All reviews are from people who have redeemed deals with this merchant.
Reviewed February 13, 2014
Reviewed June 18, 2012
Reviewed October 26, 2011
What You'll Get
Like a growing child, maturing beans often have a difficult time being weaned of their favorite comfort item, most commonly a tortilla blankie. Come between legumes and their beloved unleavened objects with today’s Groupon: for $9, you get $18 worth of Mexican fare at Tulio’s in Norman. Tulio's is open Monday–Saturday from 11 a.m.–9 p.m.
Tulio’s menu proffers steaming plates of Mexican cuisine, as well as light bites and flavorful burgers. Treat tongues to a pre-feast finger-food fiesta with Mini Chimi's and sour-cream sauce ($6.99). Dinner diners can delight in authentic specialties such as shrimp fajitas al carbon, markedly marinated for 24 hours before sizzling its way to the table ($12.99 for half, $24.99 for full). Because every day is filled with enough math, such as calculating the number of Major League Baseball games until the next Haley’s Comet, Tulio’s has counted calories for its Lite & Lively menu, such as the 398-calorie light cancun chicken, bathed in sautéed mushroom, onions, and bell peppers, and plated with a nutritious side ($8.99). On the other end of the meat spectrum are half-pound beef creations such as the fiery jalapeno burger ($5.99) and pico-de-gallo-topped Atomic cheeseburger ($5.99).
The Fine Print
Promotional value expires Nov 15, 2011. Amount paid never expires.
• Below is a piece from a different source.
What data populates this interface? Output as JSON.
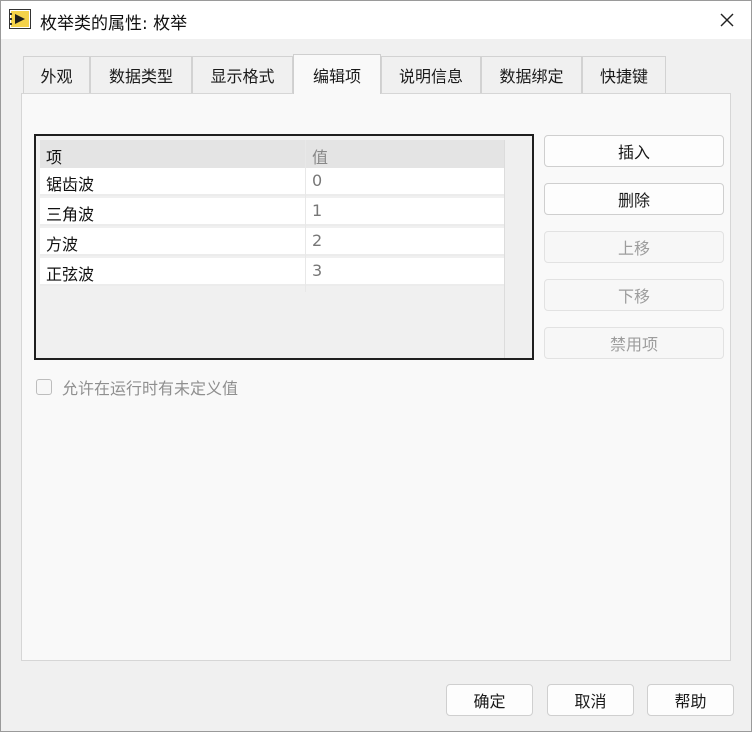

Limit 1 per person, may buy 2 additional as gifts. Limit 1 per table. Not valid for the purchase of alcohol. Merchant is solely responsible to purchasers for the care and quality of the advertised goods and services.
About Tulio's Mexican Restaurant
Cooks bustle about the kitchens of Tulio's Mexican Restaurant, stuffing flautas with juicy morsels of skinless white-meat chicken and marinating strips of sirloin steak. The beef soaks in its bath of spices for a full 24 hours before it’s deemed ready for fajitas al carbon and mexican steak-tip dinners, a slow but necessary process that typifies the restaurant’s concern for getting traditional Mexican recipes right.
Though they share certain ingredients in common, there’s no mistaking the difference between a giant burrito—stuffed with up to five pounds of meat or piñata candy—and light entrees such as veggie fajitas with steamed rice and ranchera beans. Whether sautéing peppers or deep-frying chimichangas, the cooks keep an eye on heart health and use only 100% vegetable oil. Fresh produce goes into dishes such as the Cancun chicken, whose sweet bell peppers and guacamole-celery hot sauce make for more green than a bank vault filled with lime jello.